The attention span of today’s investors give ADHD a bad name and has driven an obsession with the short term.  The average mutual fund holding period has fallen by 75% over the past 16 years.  For stocks the data is even more bizarre as the average holding period has fallen from 8 years in the 1960’s to 5 days today.  One of the consequences of such a short investment time horizon is that investors have begun to fear short-term market events and volatility as much or more than the factors that shape prospects for long-term economic and profit growth that drive stocks over the longer term.

As such, investor’s patience with performance has followed the same declining trend.  While this may seem like the right thing to do, a study by the Brandes Institute showed this obsession with the short term a bad idea. Some interesting data from their study shows

Every best performing (10 year out-performance of SP>3% annually), long-run fund have had periods of major under-performance.

o   The average worst 1 year period was ~20% under-performance (6-38% range)

o   The average worst 3 year period was ~10% under-performance/year (1-20% range)
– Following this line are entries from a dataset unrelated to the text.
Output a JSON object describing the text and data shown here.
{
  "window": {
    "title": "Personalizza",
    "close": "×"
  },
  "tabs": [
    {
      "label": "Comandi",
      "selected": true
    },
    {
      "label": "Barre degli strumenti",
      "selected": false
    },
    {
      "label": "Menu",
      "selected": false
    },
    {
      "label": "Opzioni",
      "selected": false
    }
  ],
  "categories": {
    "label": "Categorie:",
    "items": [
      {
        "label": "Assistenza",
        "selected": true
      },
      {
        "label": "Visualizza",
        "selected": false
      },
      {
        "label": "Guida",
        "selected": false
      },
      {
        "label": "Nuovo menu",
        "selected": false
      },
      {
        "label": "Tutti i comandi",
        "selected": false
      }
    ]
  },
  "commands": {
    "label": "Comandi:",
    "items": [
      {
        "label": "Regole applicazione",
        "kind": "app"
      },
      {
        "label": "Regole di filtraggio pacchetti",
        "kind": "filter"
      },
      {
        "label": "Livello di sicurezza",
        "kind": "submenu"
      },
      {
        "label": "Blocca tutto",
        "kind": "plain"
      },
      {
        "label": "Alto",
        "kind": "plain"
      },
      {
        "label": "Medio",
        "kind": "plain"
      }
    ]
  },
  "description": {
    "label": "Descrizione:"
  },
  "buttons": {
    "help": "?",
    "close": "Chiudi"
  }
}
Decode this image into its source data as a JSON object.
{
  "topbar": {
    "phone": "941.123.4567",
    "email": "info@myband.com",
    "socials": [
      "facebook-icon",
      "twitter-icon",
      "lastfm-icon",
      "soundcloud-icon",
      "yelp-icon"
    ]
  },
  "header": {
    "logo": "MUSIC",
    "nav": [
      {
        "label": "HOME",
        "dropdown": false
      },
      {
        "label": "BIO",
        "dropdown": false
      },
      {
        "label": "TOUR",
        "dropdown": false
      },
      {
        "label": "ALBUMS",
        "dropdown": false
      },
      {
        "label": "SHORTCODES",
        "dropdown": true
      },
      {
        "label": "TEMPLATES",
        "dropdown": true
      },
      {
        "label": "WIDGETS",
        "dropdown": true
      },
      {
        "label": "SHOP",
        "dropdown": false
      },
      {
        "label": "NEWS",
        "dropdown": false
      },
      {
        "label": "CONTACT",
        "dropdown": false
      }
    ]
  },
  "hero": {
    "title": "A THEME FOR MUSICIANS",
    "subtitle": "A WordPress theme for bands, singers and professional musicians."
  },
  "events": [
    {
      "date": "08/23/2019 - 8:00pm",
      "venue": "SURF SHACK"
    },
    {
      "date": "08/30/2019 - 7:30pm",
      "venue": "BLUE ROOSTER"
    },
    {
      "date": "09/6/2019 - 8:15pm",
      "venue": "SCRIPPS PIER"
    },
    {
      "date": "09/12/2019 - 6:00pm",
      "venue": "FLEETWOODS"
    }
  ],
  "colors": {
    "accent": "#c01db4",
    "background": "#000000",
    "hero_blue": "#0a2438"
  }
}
o   73% of these top performers found themselves in the lowest decile at least once

These types of results are not just unique to individuals who buy and sell mutual funds. Boyal and Wahal did a study on 4000+ decisions regarding hiring and firing of investment managers by pension plan sponsors. The results uncovered the classic hallmarks of returns-chasing behavior.  The managers the sponsors tended to hire had an average out-performance of nearly 14% in the 3 years prior to hiring. After hiring those same manager’s performance was statistically insignificant … meaning their performance matched the benchmark.  No out-performance.  In contrast, those fired for performance reasons had underperformed by ~6% in the 3 years leading up to dismissal. However, in the 3 years after the firing, they outperformed by 5%.

This helps illustrate that 1) even the best long term performing money managers run into short term difficulties 2) Investors need to insure they keep their focus on the long term as short term reactions can have long term negative effects on their portfolios.